Task statement
Lines where the string "JSON" appears are to be copied from the entries below.

Entries supplied

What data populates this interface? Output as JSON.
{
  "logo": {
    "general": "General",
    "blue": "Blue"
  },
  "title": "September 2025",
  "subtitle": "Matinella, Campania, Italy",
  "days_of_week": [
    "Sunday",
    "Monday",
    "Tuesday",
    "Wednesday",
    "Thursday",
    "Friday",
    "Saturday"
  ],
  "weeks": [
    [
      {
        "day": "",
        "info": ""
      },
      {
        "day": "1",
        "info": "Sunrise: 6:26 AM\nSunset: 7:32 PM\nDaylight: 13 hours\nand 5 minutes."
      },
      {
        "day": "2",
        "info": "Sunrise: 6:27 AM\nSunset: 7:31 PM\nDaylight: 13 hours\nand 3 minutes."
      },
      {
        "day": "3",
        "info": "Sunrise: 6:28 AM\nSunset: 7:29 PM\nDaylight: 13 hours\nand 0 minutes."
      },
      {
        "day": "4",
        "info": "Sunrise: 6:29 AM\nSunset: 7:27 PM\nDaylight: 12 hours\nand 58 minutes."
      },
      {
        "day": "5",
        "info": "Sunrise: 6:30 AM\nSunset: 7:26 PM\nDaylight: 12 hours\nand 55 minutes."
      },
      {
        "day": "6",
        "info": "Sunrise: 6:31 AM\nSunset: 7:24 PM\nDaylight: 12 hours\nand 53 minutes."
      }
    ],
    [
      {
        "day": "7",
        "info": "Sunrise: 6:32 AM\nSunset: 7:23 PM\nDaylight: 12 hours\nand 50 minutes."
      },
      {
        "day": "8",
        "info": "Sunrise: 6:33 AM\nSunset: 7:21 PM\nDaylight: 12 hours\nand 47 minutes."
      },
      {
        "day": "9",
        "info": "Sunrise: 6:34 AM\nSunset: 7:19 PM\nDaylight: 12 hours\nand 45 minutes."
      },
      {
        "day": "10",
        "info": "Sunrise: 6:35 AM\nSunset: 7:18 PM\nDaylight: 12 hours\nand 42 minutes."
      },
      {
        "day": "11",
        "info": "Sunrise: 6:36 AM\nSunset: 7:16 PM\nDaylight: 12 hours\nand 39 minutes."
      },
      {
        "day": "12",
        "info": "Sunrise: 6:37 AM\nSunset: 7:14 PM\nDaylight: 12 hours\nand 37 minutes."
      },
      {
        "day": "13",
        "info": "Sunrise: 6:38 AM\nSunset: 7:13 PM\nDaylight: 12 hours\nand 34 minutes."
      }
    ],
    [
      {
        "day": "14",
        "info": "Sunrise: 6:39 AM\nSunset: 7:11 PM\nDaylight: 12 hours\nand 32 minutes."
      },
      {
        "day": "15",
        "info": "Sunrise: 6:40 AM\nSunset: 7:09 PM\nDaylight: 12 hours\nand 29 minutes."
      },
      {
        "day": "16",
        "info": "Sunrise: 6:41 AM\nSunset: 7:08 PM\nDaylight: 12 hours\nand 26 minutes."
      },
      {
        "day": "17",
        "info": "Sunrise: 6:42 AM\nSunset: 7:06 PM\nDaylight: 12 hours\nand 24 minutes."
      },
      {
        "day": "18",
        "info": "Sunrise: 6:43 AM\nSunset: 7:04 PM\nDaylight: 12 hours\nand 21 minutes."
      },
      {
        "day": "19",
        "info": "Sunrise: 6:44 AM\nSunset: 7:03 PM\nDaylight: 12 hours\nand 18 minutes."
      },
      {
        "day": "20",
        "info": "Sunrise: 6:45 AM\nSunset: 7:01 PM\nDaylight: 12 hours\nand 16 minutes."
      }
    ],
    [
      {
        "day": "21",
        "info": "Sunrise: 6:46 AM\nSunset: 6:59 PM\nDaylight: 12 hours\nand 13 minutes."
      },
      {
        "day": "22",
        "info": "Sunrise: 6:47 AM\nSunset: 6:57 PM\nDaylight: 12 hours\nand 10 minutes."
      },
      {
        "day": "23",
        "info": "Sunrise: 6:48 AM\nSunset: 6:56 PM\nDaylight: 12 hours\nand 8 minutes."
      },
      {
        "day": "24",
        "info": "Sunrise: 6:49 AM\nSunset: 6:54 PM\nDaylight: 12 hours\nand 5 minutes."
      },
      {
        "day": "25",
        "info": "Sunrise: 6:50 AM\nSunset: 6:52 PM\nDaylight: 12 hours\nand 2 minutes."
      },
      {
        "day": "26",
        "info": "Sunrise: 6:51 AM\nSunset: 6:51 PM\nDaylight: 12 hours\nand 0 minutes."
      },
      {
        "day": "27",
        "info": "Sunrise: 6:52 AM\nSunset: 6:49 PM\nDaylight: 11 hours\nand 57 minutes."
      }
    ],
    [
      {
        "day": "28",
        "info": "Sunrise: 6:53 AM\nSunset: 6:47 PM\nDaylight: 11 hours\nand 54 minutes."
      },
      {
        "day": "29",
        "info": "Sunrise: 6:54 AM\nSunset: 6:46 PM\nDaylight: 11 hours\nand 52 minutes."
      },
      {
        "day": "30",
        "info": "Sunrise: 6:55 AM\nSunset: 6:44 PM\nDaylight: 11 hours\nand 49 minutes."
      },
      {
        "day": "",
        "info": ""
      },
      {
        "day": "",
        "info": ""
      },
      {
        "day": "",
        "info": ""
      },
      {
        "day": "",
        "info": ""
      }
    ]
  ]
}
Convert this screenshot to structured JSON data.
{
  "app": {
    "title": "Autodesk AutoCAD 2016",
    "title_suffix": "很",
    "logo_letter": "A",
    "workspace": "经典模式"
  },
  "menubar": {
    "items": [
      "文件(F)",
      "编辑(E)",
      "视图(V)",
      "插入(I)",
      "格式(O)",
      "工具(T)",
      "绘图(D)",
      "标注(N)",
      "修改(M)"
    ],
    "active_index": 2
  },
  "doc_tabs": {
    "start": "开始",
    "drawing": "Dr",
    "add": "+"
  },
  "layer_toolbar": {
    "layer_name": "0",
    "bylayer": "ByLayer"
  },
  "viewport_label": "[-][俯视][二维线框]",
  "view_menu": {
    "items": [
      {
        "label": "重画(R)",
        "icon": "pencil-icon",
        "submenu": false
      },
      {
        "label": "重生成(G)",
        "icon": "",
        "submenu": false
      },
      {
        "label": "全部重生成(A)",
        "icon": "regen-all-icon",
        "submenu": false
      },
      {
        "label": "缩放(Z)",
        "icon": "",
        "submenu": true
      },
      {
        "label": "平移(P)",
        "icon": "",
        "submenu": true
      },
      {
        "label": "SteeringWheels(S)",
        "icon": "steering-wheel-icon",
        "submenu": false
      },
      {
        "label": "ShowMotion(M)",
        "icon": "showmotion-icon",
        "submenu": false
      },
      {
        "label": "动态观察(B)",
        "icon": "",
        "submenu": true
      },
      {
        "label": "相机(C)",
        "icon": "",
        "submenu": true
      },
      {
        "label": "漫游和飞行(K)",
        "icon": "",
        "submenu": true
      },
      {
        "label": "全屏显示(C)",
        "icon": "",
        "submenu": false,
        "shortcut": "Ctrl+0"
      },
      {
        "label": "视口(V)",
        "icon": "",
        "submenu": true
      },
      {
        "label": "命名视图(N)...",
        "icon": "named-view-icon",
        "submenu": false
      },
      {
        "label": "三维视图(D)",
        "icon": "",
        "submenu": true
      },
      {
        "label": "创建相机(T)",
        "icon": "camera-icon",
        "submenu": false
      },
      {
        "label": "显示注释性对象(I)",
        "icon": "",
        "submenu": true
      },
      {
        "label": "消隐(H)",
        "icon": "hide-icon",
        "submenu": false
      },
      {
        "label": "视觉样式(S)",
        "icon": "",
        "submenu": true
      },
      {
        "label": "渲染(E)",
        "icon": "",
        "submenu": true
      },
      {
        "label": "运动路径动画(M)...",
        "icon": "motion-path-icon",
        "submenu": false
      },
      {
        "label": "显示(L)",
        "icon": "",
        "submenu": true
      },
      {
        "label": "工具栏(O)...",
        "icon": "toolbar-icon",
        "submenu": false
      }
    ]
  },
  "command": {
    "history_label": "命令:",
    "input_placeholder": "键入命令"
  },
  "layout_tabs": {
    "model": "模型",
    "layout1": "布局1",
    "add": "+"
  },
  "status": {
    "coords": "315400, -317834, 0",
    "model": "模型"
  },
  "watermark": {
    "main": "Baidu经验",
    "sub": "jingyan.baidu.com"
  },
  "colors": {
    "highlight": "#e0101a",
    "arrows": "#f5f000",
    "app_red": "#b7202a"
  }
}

Expected answer
What data populates this interface? Output as JSON.
Convert this screenshot to structured JSON data.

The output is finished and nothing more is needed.